◆ **Requirement**
Every line of the material below is to be printed again exactly.

::::::

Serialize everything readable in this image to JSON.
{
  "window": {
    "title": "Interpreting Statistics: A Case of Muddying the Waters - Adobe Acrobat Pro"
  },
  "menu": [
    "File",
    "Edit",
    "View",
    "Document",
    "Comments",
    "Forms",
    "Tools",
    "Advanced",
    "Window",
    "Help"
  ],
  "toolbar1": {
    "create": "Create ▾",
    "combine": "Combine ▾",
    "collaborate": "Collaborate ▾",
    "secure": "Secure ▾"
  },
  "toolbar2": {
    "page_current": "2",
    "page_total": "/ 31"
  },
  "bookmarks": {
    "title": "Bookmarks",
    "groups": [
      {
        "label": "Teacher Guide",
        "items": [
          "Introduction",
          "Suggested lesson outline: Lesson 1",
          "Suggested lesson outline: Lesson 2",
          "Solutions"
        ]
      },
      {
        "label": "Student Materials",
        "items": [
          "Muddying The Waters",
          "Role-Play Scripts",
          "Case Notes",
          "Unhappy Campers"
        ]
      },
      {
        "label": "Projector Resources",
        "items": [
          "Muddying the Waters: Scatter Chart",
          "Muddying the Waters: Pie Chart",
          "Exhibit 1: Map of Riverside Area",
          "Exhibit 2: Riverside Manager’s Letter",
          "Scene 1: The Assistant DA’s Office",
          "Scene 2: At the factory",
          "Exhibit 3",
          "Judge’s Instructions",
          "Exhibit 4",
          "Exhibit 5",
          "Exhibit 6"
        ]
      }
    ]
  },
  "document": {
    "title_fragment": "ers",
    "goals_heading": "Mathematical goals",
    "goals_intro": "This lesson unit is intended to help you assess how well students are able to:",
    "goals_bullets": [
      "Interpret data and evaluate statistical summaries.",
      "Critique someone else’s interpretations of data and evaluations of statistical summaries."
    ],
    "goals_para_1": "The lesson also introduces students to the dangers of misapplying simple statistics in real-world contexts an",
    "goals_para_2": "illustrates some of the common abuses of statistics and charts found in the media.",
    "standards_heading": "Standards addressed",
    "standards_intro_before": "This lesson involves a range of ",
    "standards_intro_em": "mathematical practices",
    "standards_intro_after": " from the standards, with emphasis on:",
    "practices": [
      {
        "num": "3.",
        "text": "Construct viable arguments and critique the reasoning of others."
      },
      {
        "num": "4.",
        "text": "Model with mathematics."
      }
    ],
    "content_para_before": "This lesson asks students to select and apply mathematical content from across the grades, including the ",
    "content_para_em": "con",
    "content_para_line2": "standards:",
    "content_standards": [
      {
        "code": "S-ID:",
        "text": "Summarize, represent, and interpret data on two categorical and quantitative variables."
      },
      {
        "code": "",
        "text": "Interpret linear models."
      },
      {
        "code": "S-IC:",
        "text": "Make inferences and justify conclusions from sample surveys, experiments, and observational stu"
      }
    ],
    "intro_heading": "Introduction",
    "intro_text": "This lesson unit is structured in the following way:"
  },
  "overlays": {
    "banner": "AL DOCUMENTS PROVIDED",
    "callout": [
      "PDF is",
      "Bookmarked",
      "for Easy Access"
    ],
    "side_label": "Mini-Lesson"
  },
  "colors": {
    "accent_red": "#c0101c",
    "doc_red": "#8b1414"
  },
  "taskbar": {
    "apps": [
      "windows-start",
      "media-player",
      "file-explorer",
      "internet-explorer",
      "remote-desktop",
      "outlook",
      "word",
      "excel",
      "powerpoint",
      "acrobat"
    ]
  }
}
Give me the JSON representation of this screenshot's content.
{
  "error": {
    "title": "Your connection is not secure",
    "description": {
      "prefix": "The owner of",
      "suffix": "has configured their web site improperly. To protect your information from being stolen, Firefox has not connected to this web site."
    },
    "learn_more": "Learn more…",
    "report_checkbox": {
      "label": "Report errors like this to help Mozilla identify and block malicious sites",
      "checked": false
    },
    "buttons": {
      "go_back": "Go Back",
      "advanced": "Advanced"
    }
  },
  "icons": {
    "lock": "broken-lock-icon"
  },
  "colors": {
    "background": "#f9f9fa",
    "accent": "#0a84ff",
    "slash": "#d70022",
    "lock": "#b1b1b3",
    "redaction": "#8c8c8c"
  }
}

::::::

◆ **Exercise solution**
Serialize everything readable in this image to JSON.
{
  "window": {
    "title": "Interpreting Statistics: A Case of Muddying the Waters - Adobe Acrobat Pro"
  },
  "menu": [
    "File",
    "Edit",
    "View",
    "Document",
    "Comments",
    "Forms",
    "Tools",
    "Advanced",
    "Window",
    "Help"
  ],
  "toolbar1": {
    "create": "Create ▾",
    "combine": "Combine ▾",
    "collaborate": "Collaborate ▾",
    "secure": "Secure ▾"
  },
  "toolbar2": {
    "page_current": "2",
    "page_total": "/ 31"
  },
  "bookmarks": {
    "title": "Bookmarks",
    "groups": [
      {
        "label": "Teacher Guide",
        "items": [
          "Introduction",
          "Suggested lesson outline: Lesson 1",
          "Suggested lesson outline: Lesson 2",
          "Solutions"
        ]
      },
      {
        "label": "Student Materials",
        "items": [
          "Muddying The Waters",
          "Role-Play Scripts",
          "Case Notes",
          "Unhappy Campers"
        ]
      },
      {
        "label": "Projector Resources",
        "items": [
          "Muddying the Waters: Scatter Chart",
          "Muddying the Waters: Pie Chart",
          "Exhibit 1: Map of Riverside Area",
          "Exhibit 2: Riverside Manager’s Letter",
          "Scene 1: The Assistant DA’s Office",
          "Scene 2: At the factory",
          "Exhibit 3",
          "Judge’s Instructions",
          "Exhibit 4",
          "Exhibit 5",
          "Exhibit 6"
        ]
      }
    ]
  },
  "document": {
    "title_fragment": "ers",
    "goals_heading": "Mathematical goals",
    "goals_intro": "This lesson unit is intended to help you assess how well students are able to:",
    "goals_bullets": [
      "Interpret data and evaluate statistical summaries.",
      "Critique someone else’s interpretations of data and evaluations of statistical summaries."
    ],
    "goals_para_1": "The lesson also introduces students to the dangers of misapplying simple statistics in real-world contexts an",
    "goals_para_2": "illustrates some of the common abuses of statistics and charts found in the media.",
    "standards_heading": "Standards addressed",
    "standards_intro_before": "This lesson involves a range of ",
    "standards_intro_em": "mathematical practices",
    "standards_intro_after": " from the standards, with emphasis on:",
    "practices": [
      {
        "num": "3.",
        "text": "Construct viable arguments and critique the reasoning of others."
      },
      {
        "num": "4.",
        "text": "Model with mathematics."
      }
    ],
    "content_para_before": "This lesson asks students to select and apply mathematical content from across the grades, including the ",
    "content_para_em": "con",
    "content_para_line2": "standards:",
    "content_standards": [
      {
        "code": "S-ID:",
        "text": "Summarize, represent, and interpret data on two categorical and quantitative variables."
      },
      {
        "code": "",
        "text": "Interpret linear models."
      },
      {
        "code": "S-IC:",
        "text": "Make inferences and justify conclusions from sample surveys, experiments, and observational stu"
      }
    ],
    "intro_heading": "Introduction",
    "intro_text": "This lesson unit is structured in the following way:"
  },
  "overlays": {
    "banner": "AL DOCUMENTS PROVIDED",
    "callout": [
      "PDF is",
      "Bookmarked",
      "for Easy Access"
    ],
    "side_label": "Mini-Lesson"
  },
  "colors": {
    "accent_red": "#c0101c",
    "doc_red": "#8b1414"
  },
  "taskbar": {
    "apps": [
      "windows-start",
      "media-player",
      "file-explorer",
      "internet-explorer",
      "remote-desktop",
      "outlook",
      "word",
      "excel",
      "powerpoint",
      "acrobat"
    ]
  }
}
Give me the JSON representation of this screenshot's content.
{
  "error": {
    "title": "Your connection is not secure",
    "description": {
      "prefix": "The owner of",
      "suffix": "has configured their web site improperly. To protect your information from being stolen, Firefox has not connected to this web site."
    },
    "learn_more": "Learn more…",
    "report_checkbox": {
      "label": "Report errors like this to help Mozilla identify and block malicious sites",
      "checked": false
    },
    "buttons": {
      "go_back": "Go Back",
      "advanced": "Advanced"
    }
  },
  "icons": {
    "lock": "broken-lock-icon"
  },
  "colors": {
    "background": "#f9f9fa",
    "accent": "#0a84ff",
    "slash": "#d70022",
    "lock": "#b1b1b3",
    "redaction": "#8c8c8c"
  }
}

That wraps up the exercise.